The upcoming release of Christopher Nolan’s “Tenet” has been rife with debate over whether or not mounting a theatrical release in the midst of a global pandemic is a dangerous idea (read The Verge’s “Christopher Nolan Should Release ‘Tenet’ Online,” which argues a theatrical release is harmful right now). Warner Bros. originally intended to open “Tenet” globally on July 17, but the pandemic delayed the opening to July 31 and then again to August 12. The studio has now settled on starting an international rollout for “Tenet” on August 26 followed by a U.S. debut September 3.

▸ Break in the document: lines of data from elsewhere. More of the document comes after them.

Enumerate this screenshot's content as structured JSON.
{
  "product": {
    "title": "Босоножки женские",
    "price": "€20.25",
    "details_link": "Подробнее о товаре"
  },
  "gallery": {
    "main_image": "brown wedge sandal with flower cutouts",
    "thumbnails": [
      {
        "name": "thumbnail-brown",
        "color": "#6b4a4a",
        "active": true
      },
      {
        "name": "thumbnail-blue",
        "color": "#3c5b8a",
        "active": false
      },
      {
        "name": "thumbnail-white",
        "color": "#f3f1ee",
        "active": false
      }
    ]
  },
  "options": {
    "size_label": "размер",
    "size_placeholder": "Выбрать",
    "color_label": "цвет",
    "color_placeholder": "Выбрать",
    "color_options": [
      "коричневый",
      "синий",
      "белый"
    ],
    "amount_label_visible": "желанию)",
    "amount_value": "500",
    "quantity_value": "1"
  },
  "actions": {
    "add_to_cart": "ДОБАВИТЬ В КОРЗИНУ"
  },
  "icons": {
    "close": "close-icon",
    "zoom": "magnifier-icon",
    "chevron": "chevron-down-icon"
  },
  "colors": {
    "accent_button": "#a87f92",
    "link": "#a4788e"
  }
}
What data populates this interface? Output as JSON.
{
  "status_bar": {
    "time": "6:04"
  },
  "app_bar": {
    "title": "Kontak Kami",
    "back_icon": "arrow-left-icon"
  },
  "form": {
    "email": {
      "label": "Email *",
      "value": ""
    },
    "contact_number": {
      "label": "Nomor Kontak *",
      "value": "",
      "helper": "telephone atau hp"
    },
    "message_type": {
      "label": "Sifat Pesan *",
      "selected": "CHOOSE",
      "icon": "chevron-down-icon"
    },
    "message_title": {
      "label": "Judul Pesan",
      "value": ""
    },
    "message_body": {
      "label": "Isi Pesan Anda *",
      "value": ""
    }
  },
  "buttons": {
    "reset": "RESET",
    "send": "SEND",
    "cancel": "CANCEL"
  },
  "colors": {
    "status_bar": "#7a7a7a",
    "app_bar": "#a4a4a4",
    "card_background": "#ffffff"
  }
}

While Warner Bros. has stressed “Tenet” will only open in movie theaters where it is safe to do so, the movie’s theatrical release is still mired in controversy as coronavirus cases spike throughout the U.S. and the rest of the world. So much of the industry has been looking to Nolan and “Tenet” as a reference point for opening projects amid the pandemic that Seth Rogen tells THR his production company, Point Grey Partners, has a tongue-in-cheek question they ask themselves: “What would Christopher Nolan do?”
“I’m waiting to see what Chris Nolan does,” Rogen wisecracked on the same day “Tenet” was pushed for a third time. “‘WWCND’ is basically what we’re saying at all times. ‘What would Chris Nolan do?’ For a while, it seemed like the answer was to kill his greatest fans. But that’s not the answer of today, it seems, so that’s good. But we have no idea. We don’t want to be the first to rush into anything.”
Rogen has a new comedy, “American Pickle,” opening this month straight to streaming courtesy of HBO Max. The project stars Rogen in a double role and was originally produced and set for distribution through Sony Pictures. In an interview with Insider, Rogen revealed that Sony had made up its mind to sell the film off before the pandemic shut down theaters across the country.
“The first time [Sony executive Tom Rothman] saw the movie he said, ‘I love this movie,’ and he said he cried,” Rogen said. “Then he was like, ‘There’s no way Sony can release this film.’ And usually you are disappointed, but we were like, ‘Thanks for being honest, you’re right.'”
Sony’s apprehension to release “American Pickle” landed it on HBO Max, an acquisition Rogen told Entertainment Weekly was “definitely a bit of a bummer” because streaming means no audience interaction. And yet, the pandemic also means no audience interaction.
“Obviously when we make movies we generally are gearing them toward a theatrical release,” Rogen said. “But honestly pretty early on in the process, we realized that a traditional Sony release — which is how we initially made it — was not going to be the best route for it. So then as soon as coronavirus stuff happened, it was pretty easy to reconcile that maybe I would miss out on getting to watch this with theaters full of people.”
“American Pickle” debuts August 6 on HBO Max.